## Work required
With no line left out, restate the data word for word.

## Records for the exercise
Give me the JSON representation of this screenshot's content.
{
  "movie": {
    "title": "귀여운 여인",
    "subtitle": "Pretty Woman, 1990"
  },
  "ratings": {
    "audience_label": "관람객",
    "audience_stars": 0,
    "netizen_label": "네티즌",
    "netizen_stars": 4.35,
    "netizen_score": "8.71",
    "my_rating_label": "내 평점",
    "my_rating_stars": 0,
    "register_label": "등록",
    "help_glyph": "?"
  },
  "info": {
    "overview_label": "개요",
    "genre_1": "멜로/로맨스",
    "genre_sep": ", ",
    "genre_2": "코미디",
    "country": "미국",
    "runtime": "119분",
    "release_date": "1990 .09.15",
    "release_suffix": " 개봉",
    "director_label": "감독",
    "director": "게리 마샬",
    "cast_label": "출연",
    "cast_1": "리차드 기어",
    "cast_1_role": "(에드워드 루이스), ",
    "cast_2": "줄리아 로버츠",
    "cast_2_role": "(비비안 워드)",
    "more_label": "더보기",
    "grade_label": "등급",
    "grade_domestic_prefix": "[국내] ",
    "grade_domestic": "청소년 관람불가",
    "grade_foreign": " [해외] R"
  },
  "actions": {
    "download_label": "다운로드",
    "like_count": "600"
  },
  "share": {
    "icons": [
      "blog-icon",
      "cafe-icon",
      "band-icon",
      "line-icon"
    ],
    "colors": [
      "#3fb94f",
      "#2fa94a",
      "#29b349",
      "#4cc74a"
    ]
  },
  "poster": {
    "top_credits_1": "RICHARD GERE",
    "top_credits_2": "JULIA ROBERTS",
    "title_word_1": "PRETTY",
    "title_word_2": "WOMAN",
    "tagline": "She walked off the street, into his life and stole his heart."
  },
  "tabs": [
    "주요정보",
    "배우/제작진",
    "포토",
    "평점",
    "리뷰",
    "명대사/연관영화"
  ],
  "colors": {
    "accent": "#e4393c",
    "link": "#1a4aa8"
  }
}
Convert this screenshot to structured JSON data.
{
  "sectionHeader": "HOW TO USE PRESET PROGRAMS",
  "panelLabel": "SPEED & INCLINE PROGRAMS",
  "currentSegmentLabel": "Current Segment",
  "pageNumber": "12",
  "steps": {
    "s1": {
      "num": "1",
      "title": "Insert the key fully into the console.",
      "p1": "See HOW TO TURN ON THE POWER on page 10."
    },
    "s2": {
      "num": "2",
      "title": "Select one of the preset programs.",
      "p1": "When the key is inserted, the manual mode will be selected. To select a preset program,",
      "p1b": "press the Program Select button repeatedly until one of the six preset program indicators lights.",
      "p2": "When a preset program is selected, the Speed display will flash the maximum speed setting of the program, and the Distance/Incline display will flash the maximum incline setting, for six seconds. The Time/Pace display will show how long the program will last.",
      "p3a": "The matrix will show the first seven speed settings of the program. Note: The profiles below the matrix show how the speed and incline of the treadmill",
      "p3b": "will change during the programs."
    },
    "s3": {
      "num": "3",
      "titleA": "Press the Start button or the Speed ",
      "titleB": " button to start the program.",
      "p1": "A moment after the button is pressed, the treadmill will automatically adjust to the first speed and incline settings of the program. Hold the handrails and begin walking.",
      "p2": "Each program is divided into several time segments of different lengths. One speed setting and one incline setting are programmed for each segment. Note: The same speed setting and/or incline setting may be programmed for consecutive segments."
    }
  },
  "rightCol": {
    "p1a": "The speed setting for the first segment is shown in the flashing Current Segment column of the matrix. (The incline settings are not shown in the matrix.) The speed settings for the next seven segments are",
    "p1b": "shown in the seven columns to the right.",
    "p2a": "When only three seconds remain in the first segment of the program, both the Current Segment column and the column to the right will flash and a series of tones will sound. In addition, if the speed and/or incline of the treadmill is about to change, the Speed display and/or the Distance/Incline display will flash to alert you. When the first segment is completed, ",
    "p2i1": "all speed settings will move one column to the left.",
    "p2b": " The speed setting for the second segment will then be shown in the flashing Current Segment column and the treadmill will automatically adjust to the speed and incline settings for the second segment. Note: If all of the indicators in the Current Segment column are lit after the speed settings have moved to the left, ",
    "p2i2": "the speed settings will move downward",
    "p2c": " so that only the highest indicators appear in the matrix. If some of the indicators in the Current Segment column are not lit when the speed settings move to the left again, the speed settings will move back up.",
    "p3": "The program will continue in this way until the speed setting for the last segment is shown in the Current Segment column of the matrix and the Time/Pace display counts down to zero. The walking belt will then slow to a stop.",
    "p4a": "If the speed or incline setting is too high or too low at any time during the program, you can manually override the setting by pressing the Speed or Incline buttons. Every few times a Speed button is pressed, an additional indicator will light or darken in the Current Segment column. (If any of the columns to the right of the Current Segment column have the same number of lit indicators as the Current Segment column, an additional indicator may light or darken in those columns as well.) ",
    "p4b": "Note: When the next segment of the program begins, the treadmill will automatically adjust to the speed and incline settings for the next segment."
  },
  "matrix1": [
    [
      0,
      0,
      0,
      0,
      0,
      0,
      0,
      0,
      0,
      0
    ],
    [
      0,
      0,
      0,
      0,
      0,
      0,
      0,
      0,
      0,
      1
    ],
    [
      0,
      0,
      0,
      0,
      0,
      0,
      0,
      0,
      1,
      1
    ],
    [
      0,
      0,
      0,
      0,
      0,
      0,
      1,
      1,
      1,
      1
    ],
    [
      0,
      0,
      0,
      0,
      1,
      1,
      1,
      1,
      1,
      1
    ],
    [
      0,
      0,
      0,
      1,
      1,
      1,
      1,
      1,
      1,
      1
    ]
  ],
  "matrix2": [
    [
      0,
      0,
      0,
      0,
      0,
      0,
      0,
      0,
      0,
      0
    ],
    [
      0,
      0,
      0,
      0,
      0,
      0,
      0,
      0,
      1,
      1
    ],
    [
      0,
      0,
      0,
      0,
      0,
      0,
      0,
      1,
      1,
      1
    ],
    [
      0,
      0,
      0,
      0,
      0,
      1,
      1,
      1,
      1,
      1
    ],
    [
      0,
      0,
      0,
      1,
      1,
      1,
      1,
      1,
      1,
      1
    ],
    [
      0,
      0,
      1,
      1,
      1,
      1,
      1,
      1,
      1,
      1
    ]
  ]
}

## Your response
Give me the JSON representation of this screenshot's content.
{
  "movie": {
    "title": "귀여운 여인",
    "subtitle": "Pretty Woman, 1990"
  },
  "ratings": {
    "audience_label": "관람객",
    "audience_stars": 0,
    "netizen_label": "네티즌",
    "netizen_stars": 4.35,
    "netizen_score": "8.71",
    "my_rating_label": "내 평점",
    "my_rating_stars": 0,
    "register_label": "등록",
    "help_glyph": "?"
  },
  "info": {
    "overview_label": "개요",
    "genre_1": "멜로/로맨스",
    "genre_sep": ", ",
    "genre_2": "코미디",
    "country": "미국",
    "runtime": "119분",
    "release_date": "1990 .09.15",
    "release_suffix": " 개봉",
    "director_label": "감독",
    "director": "게리 마샬",
    "cast_label": "출연",
    "cast_1": "리차드 기어",
    "cast_1_role": "(에드워드 루이스), ",
    "cast_2": "줄리아 로버츠",
    "cast_2_role": "(비비안 워드)",
    "more_label": "더보기",
    "grade_label": "등급",
    "grade_domestic_prefix": "[국내] ",
    "grade_domestic": "청소년 관람불가",
    "grade_foreign": " [해외] R"
  },
  "actions": {
    "download_label": "다운로드",
    "like_count": "600"
  },
  "share": {
    "icons": [
      "blog-icon",
      "cafe-icon",
      "band-icon",
      "line-icon"
    ],
    "colors": [
      "#3fb94f",
      "#2fa94a",
      "#29b349",
      "#4cc74a"
    ]
  },
  "poster": {
    "top_credits_1": "RICHARD GERE",
    "top_credits_2": "JULIA ROBERTS",
    "title_word_1": "PRETTY",
    "title_word_2": "WOMAN",
    "tagline": "She walked off the street, into his life and stole his heart."
  },
  "tabs": [
    "주요정보",
    "배우/제작진",
    "포토",
    "평점",
    "리뷰",
    "명대사/연관영화"
  ],
  "colors": {
    "accent": "#e4393c",
    "link": "#1a4aa8"
  }
}
Convert this screenshot to structured JSON data.
{
  "sectionHeader": "HOW TO USE PRESET PROGRAMS",
  "panelLabel": "SPEED & INCLINE PROGRAMS",
  "currentSegmentLabel": "Current Segment",
  "pageNumber": "12",
  "steps": {
    "s1": {
      "num": "1",
      "title": "Insert the key fully into the console.",
      "p1": "See HOW TO TURN ON THE POWER on page 10."
    },
    "s2": {
      "num": "2",
      "title": "Select one of the preset programs.",
      "p1": "When the key is inserted, the manual mode will be selected. To select a preset program,",
      "p1b": "press the Program Select button repeatedly until one of the six preset program indicators lights.",
      "p2": "When a preset program is selected, the Speed display will flash the maximum speed setting of the program, and the Distance/Incline display will flash the maximum incline setting, for six seconds. The Time/Pace display will show how long the program will last.",
      "p3a": "The matrix will show the first seven speed settings of the program. Note: The profiles below the matrix show how the speed and incline of the treadmill",
      "p3b": "will change during the programs."
    },
    "s3": {
      "num": "3",
      "titleA": "Press the Start button or the Speed ",
      "titleB": " button to start the program.",
      "p1": "A moment after the button is pressed, the treadmill will automatically adjust to the first speed and incline settings of the program. Hold the handrails and begin walking.",
      "p2": "Each program is divided into several time segments of different lengths. One speed setting and one incline setting are programmed for each segment. Note: The same speed setting and/or incline setting may be programmed for consecutive segments."
    }
  },
  "rightCol": {
    "p1a": "The speed setting for the first segment is shown in the flashing Current Segment column of the matrix. (The incline settings are not shown in the matrix.) The speed settings for the next seven segments are",
    "p1b": "shown in the seven columns to the right.",
    "p2a": "When only three seconds remain in the first segment of the program, both the Current Segment column and the column to the right will flash and a series of tones will sound. In addition, if the speed and/or incline of the treadmill is about to change, the Speed display and/or the Distance/Incline display will flash to alert you. When the first segment is completed, ",
    "p2i1": "all speed settings will move one column to the left.",
    "p2b": " The speed setting for the second segment will then be shown in the flashing Current Segment column and the treadmill will automatically adjust to the speed and incline settings for the second segment. Note: If all of the indicators in the Current Segment column are lit after the speed settings have moved to the left, ",
    "p2i2": "the speed settings will move downward",
    "p2c": " so that only the highest indicators appear in the matrix. If some of the indicators in the Current Segment column are not lit when the speed settings move to the left again, the speed settings will move back up.",
    "p3": "The program will continue in this way until the speed setting for the last segment is shown in the Current Segment column of the matrix and the Time/Pace display counts down to zero. The walking belt will then slow to a stop.",
    "p4a": "If the speed or incline setting is too high or too low at any time during the program, you can manually override the setting by pressing the Speed or Incline buttons. Every few times a Speed button is pressed, an additional indicator will light or darken in the Current Segment column. (If any of the columns to the right of the Current Segment column have the same number of lit indicators as the Current Segment column, an additional indicator may light or darken in those columns as well.) ",
    "p4b": "Note: When the next segment of the program begins, the treadmill will automatically adjust to the speed and incline settings for the next segment."
  },
  "matrix1": [
    [
      0,
      0,
      0,
      0,
      0,
      0,
      0,
      0,
      0,
      0
    ],
    [
      0,
      0,
      0,
      0,
      0,
      0,
      0,
      0,
      0,
      1
    ],
    [
      0,
      0,
      0,
      0,
      0,
      0,
      0,
      0,
      1,
      1
    ],
    [
      0,
      0,
      0,
      0,
      0,
      0,
      1,
      1,
      1,
      1
    ],
    [
      0,
      0,
      0,
      0,
      1,
      1,
      1,
      1,
      1,
      1
    ],
    [
      0,
      0,
      0,
      1,
      1,
      1,
      1,
      1,
      1,
      1
    ]
  ],
  "matrix2": [
    [
      0,
      0,
      0,
      0,
      0,
      0,
      0,
      0,
      0,
      0
    ],
    [
      0,
      0,
      0,
      0,
      0,
      0,
      0,
      0,
      1,
      1
    ],
    [
      0,
      0,
      0,
      0,
      0,
      0,
      0,
      1,
      1,
      1
    ],
    [
      0,
      0,
      0,
      0,
      0,
      1,
      1,
      1,
      1,
      1
    ],
    [
      0,
      0,
      0,
      1,
      1,
      1,
      1,
      1,
      1,
      1
    ],
    [
      0,
      0,
      1,
      1,
      1,
      1,
      1,
      1,
      1,
      1
    ]
  ]
}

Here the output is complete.